Abstract

Youths have experienced disruptions to school and home life since the COVID-19 pandemic began in March 2020. During January–June 2021, CDC conducted the Adolescent Behaviors and Experiences Survey (ABES), an online survey of a probability-based, nationally representative sample of U.S. public- and private-school students in grades 9–12 (N = 7,705). ABES data were used to estimate the prevalence of disruptions and adverse experiences during the pandemic, including parental and personal job loss, homelessness, hunger, emotional or physical abuse by a parent or other adult at home, receipt of telemedicine, and difficulty completing schoolwork. Prevalence estimates are presented for all students and by sex, race and ethnicity, grade, sexual identity, and difficulty completing schoolwork. Since the beginning of the pandemic, more than half of students found it more difficult to complete their schoolwork (66%) and experienced emotional abuse by a parent or other adult in their home (55%). Prevalence of emotional and physical abuse by a parent or other adult in the home was highest among students who identified as gay, lesbian, or bisexual (74% emotional abuse and 20% physical abuse) and those who identified as other or questioning (76% and 13%) compared with students who identified as heterosexual (50% and 10%). Overall, students experienced insecurity via parental job loss (29%), personal job loss (22%), and hunger (24%). Disparities by sex and by race and ethnicity also were noted. Understanding health disparities and student disruptions and adverse experiences as interconnected problems can inform school and community initiatives that promote adolescent health and well-being. With community support to provide coordinated, cross-sector programming, schools can facilitate linkages to services that help students address the adverse experiences that they faced during the ongoing COVID-19 pandemic. Public health and health care professionals, communities, schools, families, and adolescents can use these findings to better understand how students’ lives have been affected during the pandemic and what challenges need to be addressed to promote adolescent health and well-being during and after the pandemic.
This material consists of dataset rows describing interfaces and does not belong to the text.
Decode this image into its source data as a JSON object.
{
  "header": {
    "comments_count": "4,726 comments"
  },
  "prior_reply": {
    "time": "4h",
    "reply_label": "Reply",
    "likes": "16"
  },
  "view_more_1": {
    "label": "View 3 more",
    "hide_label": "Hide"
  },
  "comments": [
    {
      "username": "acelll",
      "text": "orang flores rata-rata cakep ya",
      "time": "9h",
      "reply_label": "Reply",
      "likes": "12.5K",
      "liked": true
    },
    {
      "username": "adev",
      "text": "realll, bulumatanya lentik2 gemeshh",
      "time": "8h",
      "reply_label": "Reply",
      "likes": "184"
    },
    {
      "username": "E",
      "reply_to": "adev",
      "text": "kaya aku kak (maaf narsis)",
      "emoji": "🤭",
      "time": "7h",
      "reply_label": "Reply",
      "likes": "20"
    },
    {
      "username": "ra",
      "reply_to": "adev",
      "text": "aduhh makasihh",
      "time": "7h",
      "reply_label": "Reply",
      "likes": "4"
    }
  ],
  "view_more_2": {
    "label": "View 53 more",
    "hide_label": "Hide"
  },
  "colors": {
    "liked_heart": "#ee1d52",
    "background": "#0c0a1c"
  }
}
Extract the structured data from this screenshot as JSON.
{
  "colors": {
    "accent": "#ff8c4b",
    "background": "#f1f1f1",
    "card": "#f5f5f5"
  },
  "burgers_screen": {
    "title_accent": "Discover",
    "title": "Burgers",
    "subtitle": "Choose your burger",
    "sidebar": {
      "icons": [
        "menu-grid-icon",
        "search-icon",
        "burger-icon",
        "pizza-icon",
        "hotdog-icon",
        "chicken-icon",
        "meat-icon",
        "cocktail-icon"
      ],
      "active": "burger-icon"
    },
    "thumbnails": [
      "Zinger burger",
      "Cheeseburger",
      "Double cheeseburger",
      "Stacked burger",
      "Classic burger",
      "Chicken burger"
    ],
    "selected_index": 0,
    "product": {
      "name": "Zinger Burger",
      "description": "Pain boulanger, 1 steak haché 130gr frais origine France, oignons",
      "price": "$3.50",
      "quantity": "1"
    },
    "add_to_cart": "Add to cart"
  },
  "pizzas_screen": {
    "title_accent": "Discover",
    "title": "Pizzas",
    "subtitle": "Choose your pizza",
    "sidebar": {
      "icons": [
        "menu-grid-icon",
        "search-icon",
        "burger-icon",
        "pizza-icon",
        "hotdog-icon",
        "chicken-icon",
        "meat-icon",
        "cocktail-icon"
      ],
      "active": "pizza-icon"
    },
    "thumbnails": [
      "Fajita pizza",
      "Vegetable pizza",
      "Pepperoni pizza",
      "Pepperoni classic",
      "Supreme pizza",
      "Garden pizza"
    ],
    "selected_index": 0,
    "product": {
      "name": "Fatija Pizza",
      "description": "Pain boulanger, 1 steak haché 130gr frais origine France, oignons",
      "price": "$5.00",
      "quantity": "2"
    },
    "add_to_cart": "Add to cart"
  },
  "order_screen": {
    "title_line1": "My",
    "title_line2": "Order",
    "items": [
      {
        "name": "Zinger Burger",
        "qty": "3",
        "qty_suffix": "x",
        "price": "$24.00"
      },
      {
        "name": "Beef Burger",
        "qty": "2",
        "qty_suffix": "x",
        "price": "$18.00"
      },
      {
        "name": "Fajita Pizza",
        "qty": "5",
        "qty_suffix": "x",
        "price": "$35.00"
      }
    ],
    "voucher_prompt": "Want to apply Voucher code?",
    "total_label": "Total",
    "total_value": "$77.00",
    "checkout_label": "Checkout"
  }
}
Introduction

Youths have experienced disruptions to school and home life since the COVID-19 pandemic began in March 2020 [1]. The COVID-19 pandemic has disrupted the lives of adolescents by creating or exacerbating economic, food and nutrition, and housing insecurity as well as experiences of abuse, all of which negatively affect health and well-being [2,3]. Racial and ethnic discrimination is a social determinant of health [4], and existing health disparities persisted or worsened during the pandemic. For example, American Indian or Alaska Native, Black, and Hispanic or Latino populations typically experienced higher rates of morbidity and mortality and economic vulnerability compared with the White population before the pandemic and also were more likely than the White population to experience morbidity and mortality from COVID-19 and economic vulnerability during the pandemic [5]. Adolescents experienced disruptions to education and accessing health care, although schools and health care providers shifted rapidly to virtual platforms and telemedicine to continue providing services [6].

To date, no study has assessed national prevalence of disruptions and adverse experiences experienced by high school students during the COVID-19 pandemic. This study addresses this knowledge gap by estimating the prevalence of disruptions and adverse experiences during the pandemic, overall and by sex, race and ethnicity, grade, and sexual identity. Public health and health care professionals, communities, schools, families, and adolescents can use these findings to better understand how students’ lives have been affected during the pandemic and what challenges need to be addressed to promote adolescent health and well-being during and after the pandemic.